Perhaps it’s just that humans are innately social animals, pack animals.

I also chatted to a cyclist making his way from Barnes to Cane End, which is a reasonable trek although in the main it’s flat. I passed him when he was stopped; he caught up with me to ask for directions and we rode together for a short while. Again, just a few pleasantries. Again, an easily overlooked ingredient going towards making a day a good day. I hope he made it to Cane End in time.

Perhaps it’s some kind of substitute for that sense of belonging, sense of community, that’s all too easily lost as we shuffle between our houses and our jobs.

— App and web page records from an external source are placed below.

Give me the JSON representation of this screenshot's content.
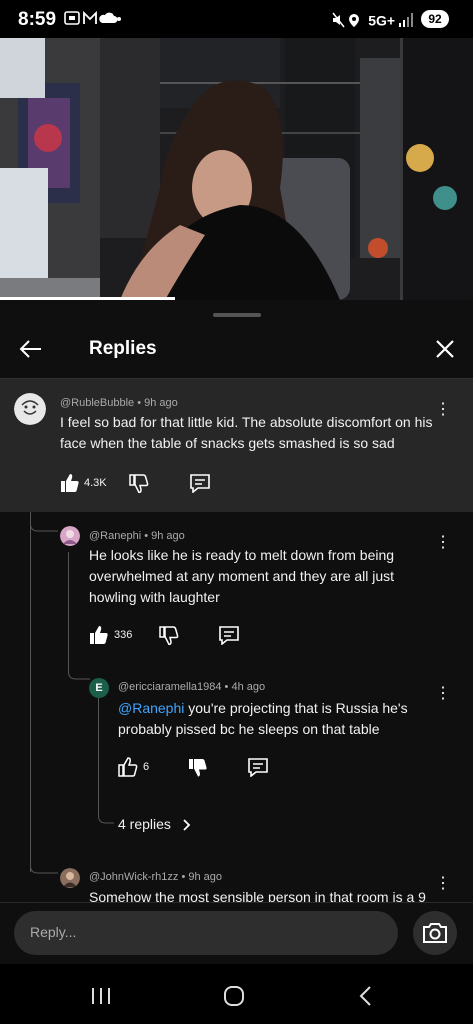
{
  "status_bar": {
    "time": "8:59",
    "network": "5G+",
    "battery": "92"
  },
  "panel": {
    "title": "Replies"
  },
  "main_comment": {
    "author": "@RubleBubble",
    "age": "9h ago",
    "text": "I feel so bad for that little kid. The absolute discomfort on his face when the table of snacks gets smashed is so sad",
    "likes": "4.3K"
  },
  "replies": [
    {
      "author": "@Ranephi",
      "age": "9h ago",
      "text": "He looks like he is ready to melt down from being overwhelmed at any moment and they are all just howling with laughter",
      "likes": "336"
    },
    {
      "author": "@ericciaramella1984",
      "age": "4h ago",
      "avatar_letter": "E",
      "mention": "@Ranephi",
      "text": " you're projecting that is Russia he's probably pissed bc he sleeps on that table",
      "likes": "6",
      "more_replies": "4 replies"
    },
    {
      "author": "@JohnWick-rh1zz",
      "age": "9h ago",
      "text": "Somehow the most sensible person in that room is a 9"
    }
  ],
  "reply_bar": {
    "placeholder": "Reply..."
  },
  "colors": {
    "background": "#0f0f0f",
    "highlight": "#272727",
    "mention": "#3ea6ff",
    "avatar_e": "#1b5e4a"
  }
}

‘Community’ – as knackered a word as ‘iconic’. Meaningless. Attributed far too freely.

On one ride I came across a cyclist stopped by the road side. The convention, if it can be called that, is to always ask a stopped cyclist if everything’s OK. It’s (perhaps surprisingly) well adhered to, particularly among so-called serious cyclists. I asked; he asked if I had an allen key; I did; I stopped; we chatted and he fixed his front mech. Is that evidence of a community of cyclists? We talked a little about helping out fellow cyclists; giving out inner-tubes and so on. It happens. What goes around comes around – that works for the good and the bad.